for allegedly committing a crime by fax machine.
(The Manhattan D.A. declined to prosecute.)
She is currently writing DIRECT ACTION:
activism since 1970. A longtime radical journalist
and activist, she was a principal organizer of the
direct-action campaign that saved 115 New York
City community gardens from development in 1999.
Kauffman is a frequent speaker on protest movements
past and present, and her writing has appeared
in the Village Voice, The Nation, The Progressive,
Spin, Mother Jones, Salon.com, and numerous
other publications.

TO SUBSCRIBE, write •••@••.•••
with the word subscribe in the subject or body of the email

    All contents Copyright 2001 by L.A. Kauffman

For information about reprinting FREE RADICAL,
                write to •••@••.•••


Richard K Moore
Wexford, Ireland

    A community will evolve only when
    the people control their means of communication.
    - Frantz Fanon

    "Consensus does not mean agreement.  It means we create a
    forum where all voices can be heard and we can think
    creatively rather than dualistically about how to reconcile
    our different needs and visions."
        - Starhawk, "Lessons from Seattle and Washington D.C.", 
        in "Democratizing the Global Economy", Kevin Danaher, ed.,
        Common Courage Press, Monroe, Maine, 2001.

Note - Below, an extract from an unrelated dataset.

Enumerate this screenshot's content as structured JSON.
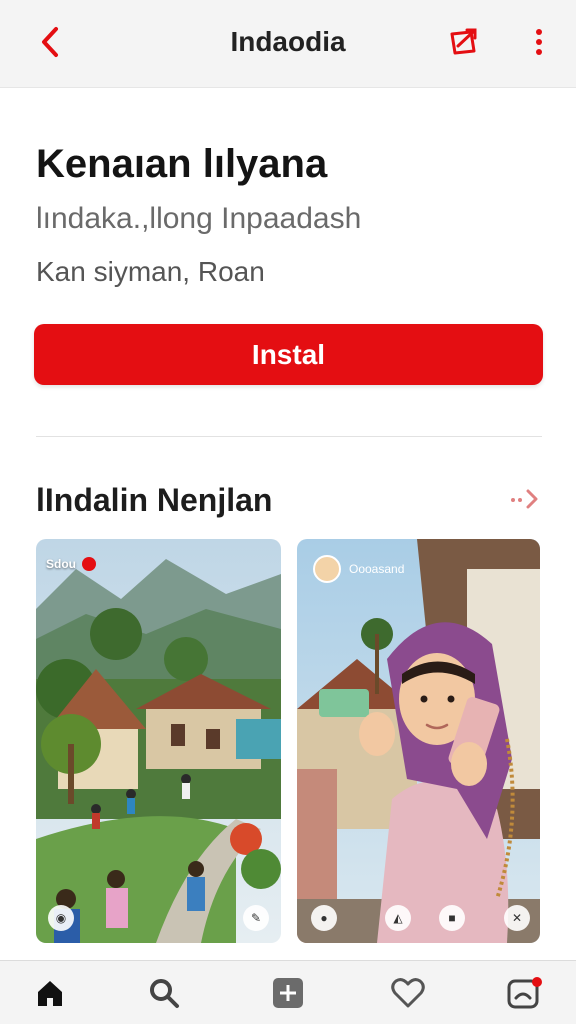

Permission for non-commercial republishing hereby granted - BUT 
include and observe all restrictions, copyrights, credits,
and notices - including this one.